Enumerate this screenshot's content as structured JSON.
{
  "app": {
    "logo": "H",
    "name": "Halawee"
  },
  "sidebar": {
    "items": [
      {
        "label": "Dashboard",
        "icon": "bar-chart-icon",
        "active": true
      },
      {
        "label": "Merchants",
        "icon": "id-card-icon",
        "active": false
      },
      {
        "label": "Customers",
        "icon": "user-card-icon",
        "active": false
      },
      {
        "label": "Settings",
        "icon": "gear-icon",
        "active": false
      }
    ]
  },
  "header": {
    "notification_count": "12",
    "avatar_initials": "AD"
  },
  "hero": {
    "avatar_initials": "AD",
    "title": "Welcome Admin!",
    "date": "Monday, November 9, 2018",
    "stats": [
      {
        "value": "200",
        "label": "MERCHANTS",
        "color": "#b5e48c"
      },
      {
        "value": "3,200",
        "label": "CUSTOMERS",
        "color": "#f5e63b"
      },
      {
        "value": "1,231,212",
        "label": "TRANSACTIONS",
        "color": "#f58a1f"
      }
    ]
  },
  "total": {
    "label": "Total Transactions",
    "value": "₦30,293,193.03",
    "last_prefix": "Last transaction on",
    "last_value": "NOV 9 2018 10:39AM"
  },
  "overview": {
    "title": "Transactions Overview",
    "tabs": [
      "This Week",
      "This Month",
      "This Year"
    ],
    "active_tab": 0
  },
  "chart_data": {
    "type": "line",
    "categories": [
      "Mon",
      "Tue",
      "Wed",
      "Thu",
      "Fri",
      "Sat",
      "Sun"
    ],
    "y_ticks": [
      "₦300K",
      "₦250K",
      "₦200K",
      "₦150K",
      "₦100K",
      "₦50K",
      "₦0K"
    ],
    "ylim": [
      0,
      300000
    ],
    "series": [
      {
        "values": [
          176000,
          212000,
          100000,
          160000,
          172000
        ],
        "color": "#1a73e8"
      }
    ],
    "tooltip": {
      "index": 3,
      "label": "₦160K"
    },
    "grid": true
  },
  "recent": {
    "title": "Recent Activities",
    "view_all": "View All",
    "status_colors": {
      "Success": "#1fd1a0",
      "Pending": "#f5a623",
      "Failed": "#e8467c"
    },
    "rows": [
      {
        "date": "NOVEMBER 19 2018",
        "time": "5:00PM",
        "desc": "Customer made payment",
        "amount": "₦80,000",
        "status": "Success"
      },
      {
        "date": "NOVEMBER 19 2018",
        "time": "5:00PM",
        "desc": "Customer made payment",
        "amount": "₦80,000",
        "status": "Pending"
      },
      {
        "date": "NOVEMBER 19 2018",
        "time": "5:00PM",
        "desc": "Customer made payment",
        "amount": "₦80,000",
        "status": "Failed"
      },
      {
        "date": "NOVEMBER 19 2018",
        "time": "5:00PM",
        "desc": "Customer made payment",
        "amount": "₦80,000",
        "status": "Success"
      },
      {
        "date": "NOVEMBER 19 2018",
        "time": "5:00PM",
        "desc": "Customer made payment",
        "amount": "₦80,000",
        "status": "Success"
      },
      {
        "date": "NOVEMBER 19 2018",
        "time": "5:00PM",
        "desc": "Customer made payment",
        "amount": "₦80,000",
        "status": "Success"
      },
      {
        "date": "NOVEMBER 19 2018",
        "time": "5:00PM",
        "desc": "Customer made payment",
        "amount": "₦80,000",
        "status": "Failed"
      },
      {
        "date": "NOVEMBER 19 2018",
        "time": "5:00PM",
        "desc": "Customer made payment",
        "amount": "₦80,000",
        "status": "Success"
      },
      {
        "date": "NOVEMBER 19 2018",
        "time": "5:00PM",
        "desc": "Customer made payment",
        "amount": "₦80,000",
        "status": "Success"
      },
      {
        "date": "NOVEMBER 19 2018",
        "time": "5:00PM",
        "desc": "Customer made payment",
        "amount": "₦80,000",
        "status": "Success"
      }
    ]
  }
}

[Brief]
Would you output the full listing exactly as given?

[Solution]
Enumerate this screenshot's content as structured JSON.
{
  "app": {
    "logo": "H",
    "name": "Halawee"
  },
  "sidebar": {
    "items": [
      {
        "label": "Dashboard",
        "icon": "bar-chart-icon",
        "active": true
      },
      {
        "label": "Merchants",
        "icon": "id-card-icon",
        "active": false
      },
      {
        "label": "Customers",
        "icon": "user-card-icon",
        "active": false
      },
      {
        "label": "Settings",
        "icon": "gear-icon",
        "active": false
      }
    ]
  },
  "header": {
    "notification_count": "12",
    "avatar_initials": "AD"
  },
  "hero": {
    "avatar_initials": "AD",
    "title": "Welcome Admin!",
    "date": "Monday, November 9, 2018",
    "stats": [
      {
        "value": "200",
        "label": "MERCHANTS",
        "color": "#b5e48c"
      },
      {
        "value": "3,200",
        "label": "CUSTOMERS",
        "color": "#f5e63b"
      },
      {
        "value": "1,231,212",
        "label": "TRANSACTIONS",
        "color": "#f58a1f"
      }
    ]
  },
  "total": {
    "label": "Total Transactions",
    "value": "₦30,293,193.03",
    "last_prefix": "Last transaction on",
    "last_value": "NOV 9 2018 10:39AM"
  },
  "overview": {
    "title": "Transactions Overview",
    "tabs": [
      "This Week",
      "This Month",
      "This Year"
    ],
    "active_tab": 0
  },
  "chart_data": {
    "type": "line",
    "categories": [
      "Mon",
      "Tue",
      "Wed",
      "Thu",
      "Fri",
      "Sat",
      "Sun"
    ],
    "y_ticks": [
      "₦300K",
      "₦250K",
      "₦200K",
      "₦150K",
      "₦100K",
      "₦50K",
      "₦0K"
    ],
    "ylim": [
      0,
      300000
    ],
    "series": [
      {
        "values": [
          176000,
          212000,
          100000,
          160000,
          172000
        ],
        "color": "#1a73e8"
      }
    ],
    "tooltip": {
      "index": 3,
      "label": "₦160K"
    },
    "grid": true
  },
  "recent": {
    "title": "Recent Activities",
    "view_all": "View All",
    "status_colors": {
      "Success": "#1fd1a0",
      "Pending": "#f5a623",
      "Failed": "#e8467c"
    },
    "rows": [
      {
        "date": "NOVEMBER 19 2018",
        "time": "5:00PM",
        "desc": "Customer made payment",
        "amount": "₦80,000",
        "status": "Success"
      },
      {
        "date": "NOVEMBER 19 2018",
        "time": "5:00PM",
        "desc": "Customer made payment",
        "amount": "₦80,000",
        "status": "Pending"
      },
      {
        "date": "NOVEMBER 19 2018",
        "time": "5:00PM",
        "desc": "Customer made payment",
        "amount": "₦80,000",
        "status": "Failed"
      },
      {
        "date": "NOVEMBER 19 2018",
        "time": "5:00PM",
        "desc": "Customer made payment",
        "amount": "₦80,000",
        "status": "Success"
      },
      {
        "date": "NOVEMBER 19 2018",
        "time": "5:00PM",
        "desc": "Customer made payment",
        "amount": "₦80,000",
        "status": "Success"
      },
      {
        "date": "NOVEMBER 19 2018",
        "time": "5:00PM",
        "desc": "Customer made payment",
        "amount": "₦80,000",
        "status": "Success"
      },
      {
        "date": "NOVEMBER 19 2018",
        "time": "5:00PM",
        "desc": "Customer made payment",
        "amount": "₦80,000",
        "status": "Failed"
      },
      {
        "date": "NOVEMBER 19 2018",
        "time": "5:00PM",
        "desc": "Customer made payment",
        "amount": "₦80,000",
        "status": "Success"
      },
      {
        "date": "NOVEMBER 19 2018",
        "time": "5:00PM",
        "desc": "Customer made payment",
        "amount": "₦80,000",
        "status": "Success"
      },
      {
        "date": "NOVEMBER 19 2018",
        "time": "5:00PM",
        "desc": "Customer made payment",
        "amount": "₦80,000",
        "status": "Success"
      }
    ]
  }
}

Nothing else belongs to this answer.